Through his work, Caravaggio pushes us to see differently, while cultivating an imagination capable of holding the paradoxes found in the Christian life. He challenges us to look in the unexpected places and learn from unexpected people about the truth of who Jesus is.

Dr Sara Schumacher is a tutor and senior lecturer in theology and the arts at St Mellitus College


John Stott

The late John Stott has had a hugely significant influence on my life and ministry. Every time I read anything of his or heard him speak, it impacted me profoundly. His book, I Believe in Preaching (Hodder & Stoughton) inspired me to begin to work at communication and open up the word to others. The Cross of Christ (IVP) played a massive part in me becoming an evangelist. Issues Facing Christians Today (Zondervan) provided answers and theological reflections on so many hot topics that others didn’t go near. His writing and editing of much of The Bible Speaks Today commentaries have helped me hugely in my preaching. His thoughts on creation care were well ahead of their time.

The real joy for me was that the man himself was even more inspiring than his writings and teaching. I was privileged to meet him on a number of occasions and I will always be grateful for his wisdom in this context too. What went on to impress me further was that, when he was asked towards the end of his life what he would do differently, given his time again, he said that he would pray more. This is so challenging as he got up at 6am every day of his adult life and, in his later years, changed this to 5am. He began each day this way, keeping records of people and issues to pray for and continued in prayer for the rest of the day. Prayer was the key to everything for him.

I thank the Lord for John Stott. I encourage you to pick up any of his books. They will help you follow his example of keeping Jesus as the key focus in all things at all times.

Gavin Calver is CEO of the Evangelical Alliance


James B Jordan

No one has shaped the way I think or influenced my vocation as profoundly as James B Jordan. Chiefly a Bible teacher rather than an academic theologian, the brilliance of his work has sadly been broadly neglected in the academy. However, it has been seminal for so many and, downstream of such people, his influence has proven much broader than the recognition of it.

Jordan’s most famous work,Through New Eyes: Developing a biblical view of the world (Wipf and Stock) trains readers to perceive the typology and symbolism that pervade the biblical text. Besides this and a handful of other books, most of Jordan’s work can be found in his Biblical Horizons newsletters, audio talks and lectures. I am pretty sure I have read or listened to all of them, most more than once!

If we cannot recognise the truth, then it cannot liberate us from untruth

In contrast to many biblical scholars whose work may focus upon a small subset of canonical literature, Jordan has always been a whole Bible person: his work ranges across the entirety of the canon, and constantly exposes the intertextuality between and within the testaments, revealing the unity and inspiration of the scriptures.

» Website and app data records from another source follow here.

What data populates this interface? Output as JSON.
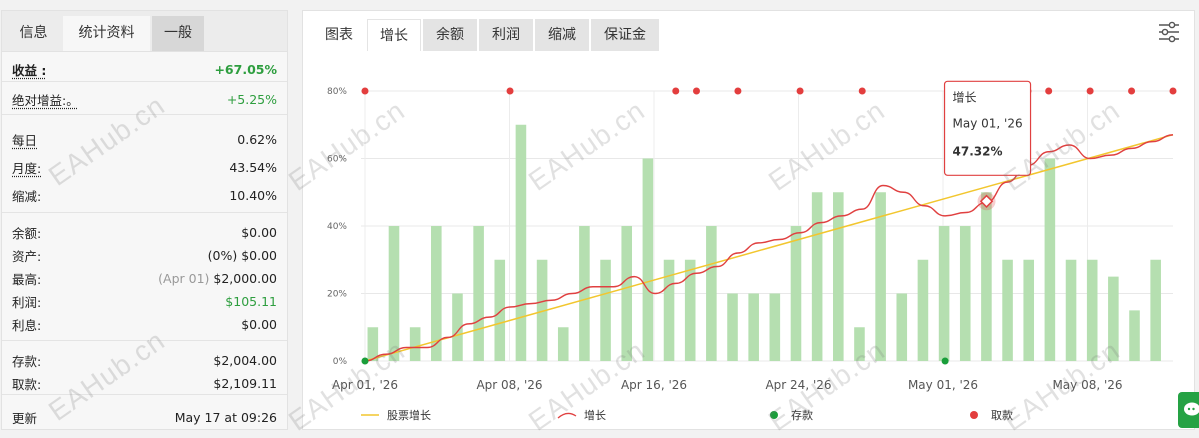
{
  "left_tabs": [
    "信息",
    "统计资料",
    "一般"
  ],
  "stats": [
    {
      "label": "收益 :",
      "value": "+67.05%",
      "style": "greenb",
      "kstyle": "bu"
    },
    {
      "label": "绝对增益:。",
      "value": "+5.25%",
      "style": "green",
      "kstyle": "u"
    },
    {
      "label": "每日",
      "value": "0.62%",
      "kstyle": "u"
    },
    {
      "label": "月度:",
      "value": "43.54%",
      "kstyle": "u"
    },
    {
      "label": "缩减:",
      "value": "10.40%"
    },
    {
      "label": "余额:",
      "value": "$0.00"
    },
    {
      "label": "资产:",
      "value": "(0%) $0.00"
    },
    {
      "label": "最高:",
      "value_muted": "(Apr 01)",
      "value": "$2,000.00"
    },
    {
      "label": "利润:",
      "value": "$105.11",
      "style": "green"
    },
    {
      "label": "利息:",
      "value": "$0.00"
    },
    {
      "label": "存款:",
      "value": "$2,004.00"
    },
    {
      "label": "取款:",
      "value": "$2,109.11"
    },
    {
      "label": "更新",
      "value": "May 17 at 09:26"
    }
  ],
  "right_tabs": [
    "图表",
    "增长",
    "余额",
    "利润",
    "缩减",
    "保证金"
  ],
  "watermark": "EAHub.cn",
  "tooltip": {
    "title": "增长",
    "date": "May 01, '26",
    "value": "47.32%"
  },
  "colors": {
    "bar": "#b5dfb0",
    "growth_line": "#e04040",
    "equity_line": "#f2c62e",
    "deposit": "#1a9e3a",
    "withdrawal": "#e33e3e",
    "green_text": "#2e9e3f"
  },
  "chart_data": {
    "type": "bar+line",
    "x_tick_labels": [
      "Apr 01, '26",
      "Apr 08, '26",
      "Apr 16, '26",
      "Apr 24, '26",
      "May 01, '26",
      "May 08, '26"
    ],
    "y_tick_labels": [
      "0%",
      "20%",
      "40%",
      "60%",
      "80%"
    ],
    "ylim": [
      0,
      80
    ],
    "grid": true,
    "legend_position": "bottom",
    "legend": [
      "股票增长",
      "增长",
      "存款",
      "取款"
    ],
    "bars_pct": [
      10,
      40,
      10,
      40,
      20,
      40,
      30,
      70,
      30,
      10,
      40,
      30,
      40,
      60,
      30,
      30,
      40,
      20,
      20,
      20,
      40,
      50,
      50,
      10,
      50,
      20,
      30,
      40,
      40,
      50,
      30,
      30,
      60,
      30,
      30,
      25,
      15,
      30
    ],
    "growth_pct": [
      0,
      2,
      4,
      4,
      7,
      11,
      13,
      16,
      17,
      18,
      20,
      22,
      22,
      25,
      20,
      23,
      26,
      28,
      32,
      35,
      36,
      38,
      41,
      43,
      45,
      52,
      50,
      46,
      43,
      44,
      47,
      53,
      58,
      62,
      64,
      60,
      61,
      63,
      65,
      67
    ],
    "equity_growth_pct": [
      0,
      67.05
    ],
    "deposit_points": [
      0,
      28
    ],
    "withdrawal_points": [
      0,
      7,
      15,
      16,
      18,
      21,
      24,
      29,
      31,
      32,
      33,
      35,
      37,
      39
    ]
  }
}
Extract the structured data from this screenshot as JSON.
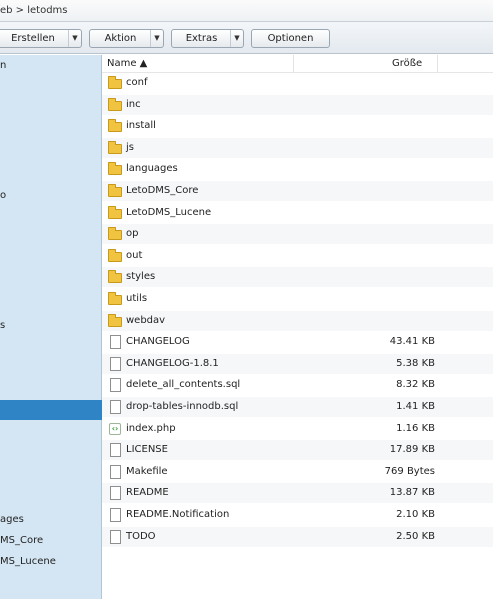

His desire is to see biblical truth metabolised by the Church and, as such truth has a transformative effect, to flow out into practical culture and society. The recovery and development of the Church’s liturgy, the singing of psalms and the formation of a rich and culturally transformative Christian imaginary, have also been integral to his work.

So much of my own research and work – perhaps especially my free chapter-by-chapter audio commentary on the whole Bible – is downstream of Jordan’s work and vision: of expansive and deep, yet widely accessible, biblical teaching, equipping the whole Church to read all of God’s word.  

Dr Alastair Roberts is teaching fellow at the Davenant Institute and author of Echoes of Exodus and Heirs Together (Crossway)

Illustrations: Raden Norfiqri